NAEP's transition to a digitally based administration reinforced the need to have the right expertise at the table when making decisions about technological innovations. NCES agrees with the panel's recommendation to ensure that there is adequate internal and external staff with software development expertise (Rec. 9-2) and to seek expert guidance from enterprise application developers and educational technologists who understand assessment technology platform (Rec. 9-3). NCES is confident that the current vendor and internal staff have the required requisite knowledge, skills and experience.2 However, NCES needs more internal staff in this critical area. NCES has requested that priority be given to hiring additional staff with background in enterprise application development to support these complex technical activities (Rec. 9-2). Moreover, NCES will commission a system review of the Next-Gen eNAEP. In addition, NCES will establish an ongoing independent panel to set an agenda to advise, evaluate and support continued improvement of eNAEP platforms and supporting systems (Rec. 9-3).

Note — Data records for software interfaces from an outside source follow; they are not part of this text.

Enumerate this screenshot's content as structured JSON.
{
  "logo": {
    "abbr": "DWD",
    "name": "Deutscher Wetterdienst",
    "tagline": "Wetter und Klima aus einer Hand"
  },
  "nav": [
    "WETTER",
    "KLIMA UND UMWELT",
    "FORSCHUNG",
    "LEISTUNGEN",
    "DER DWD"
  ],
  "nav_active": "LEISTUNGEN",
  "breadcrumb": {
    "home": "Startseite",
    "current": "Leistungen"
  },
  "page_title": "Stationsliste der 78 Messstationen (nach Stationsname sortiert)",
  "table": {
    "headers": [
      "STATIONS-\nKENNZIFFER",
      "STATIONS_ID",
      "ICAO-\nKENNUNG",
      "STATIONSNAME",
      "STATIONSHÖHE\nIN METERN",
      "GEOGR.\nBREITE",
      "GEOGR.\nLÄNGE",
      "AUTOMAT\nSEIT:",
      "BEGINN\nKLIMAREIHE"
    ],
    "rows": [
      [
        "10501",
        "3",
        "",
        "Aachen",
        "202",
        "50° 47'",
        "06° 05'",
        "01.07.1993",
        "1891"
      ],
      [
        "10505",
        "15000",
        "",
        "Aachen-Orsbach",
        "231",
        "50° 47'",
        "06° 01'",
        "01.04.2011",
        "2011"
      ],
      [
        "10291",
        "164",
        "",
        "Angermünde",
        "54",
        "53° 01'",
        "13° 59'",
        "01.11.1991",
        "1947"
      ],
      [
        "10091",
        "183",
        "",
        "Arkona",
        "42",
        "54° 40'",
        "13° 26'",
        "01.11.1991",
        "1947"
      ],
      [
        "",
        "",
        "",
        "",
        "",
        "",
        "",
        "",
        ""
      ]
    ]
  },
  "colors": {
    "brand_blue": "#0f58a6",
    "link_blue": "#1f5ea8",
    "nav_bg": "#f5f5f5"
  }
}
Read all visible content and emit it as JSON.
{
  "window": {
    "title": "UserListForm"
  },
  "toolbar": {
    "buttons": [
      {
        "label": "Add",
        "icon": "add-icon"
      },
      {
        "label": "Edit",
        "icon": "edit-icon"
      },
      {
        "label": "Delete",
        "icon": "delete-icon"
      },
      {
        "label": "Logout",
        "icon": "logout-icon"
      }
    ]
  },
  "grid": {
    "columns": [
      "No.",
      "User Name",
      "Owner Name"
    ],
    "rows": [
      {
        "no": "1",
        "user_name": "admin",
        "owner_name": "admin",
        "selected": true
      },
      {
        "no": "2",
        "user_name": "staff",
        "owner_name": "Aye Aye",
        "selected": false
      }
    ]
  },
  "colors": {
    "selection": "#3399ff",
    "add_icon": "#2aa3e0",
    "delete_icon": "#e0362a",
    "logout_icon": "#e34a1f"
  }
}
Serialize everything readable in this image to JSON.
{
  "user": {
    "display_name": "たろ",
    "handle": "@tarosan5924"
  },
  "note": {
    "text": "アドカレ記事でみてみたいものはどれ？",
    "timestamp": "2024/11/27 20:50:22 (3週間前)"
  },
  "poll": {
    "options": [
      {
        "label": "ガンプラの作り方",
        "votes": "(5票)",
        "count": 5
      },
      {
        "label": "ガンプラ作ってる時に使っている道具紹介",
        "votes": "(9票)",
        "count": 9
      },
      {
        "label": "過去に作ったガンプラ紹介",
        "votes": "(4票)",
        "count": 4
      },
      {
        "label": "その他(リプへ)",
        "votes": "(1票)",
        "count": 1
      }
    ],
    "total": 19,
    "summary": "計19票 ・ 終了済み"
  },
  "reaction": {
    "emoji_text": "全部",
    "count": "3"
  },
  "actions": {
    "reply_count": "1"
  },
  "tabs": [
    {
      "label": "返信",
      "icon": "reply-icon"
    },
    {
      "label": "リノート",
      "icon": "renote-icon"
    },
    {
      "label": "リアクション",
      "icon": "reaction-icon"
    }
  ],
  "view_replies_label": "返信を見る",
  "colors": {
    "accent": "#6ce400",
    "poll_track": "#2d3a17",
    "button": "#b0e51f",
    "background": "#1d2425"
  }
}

Moving forward NCES will continue to process the recommendations in the final report, with three major principles in mind: accountability, transparency, and modernization. NCES will be taking the following actions in the coming weeks to address the recommendations in the final report and to illustrate commitment to these principles:
NCES appreciates the NASEM panel's work and the resulting report. The panel's recommendations and the actions NCES plans to initiate or continue in response to these recommendations will ensure the program's continued leadership into the future.
1 Currently, in NAEP assessments each student receives two 30-minute cognitive blocks of items from a single subject (e.g. reading or mathematics).
2 The platform development contractor has extensive expertise related to enterprise, customer-responsive software development, cloud-based architecture, and agile development processes. This includes proven experience with direct development of other state and large-scale test delivery engines/platforms for clients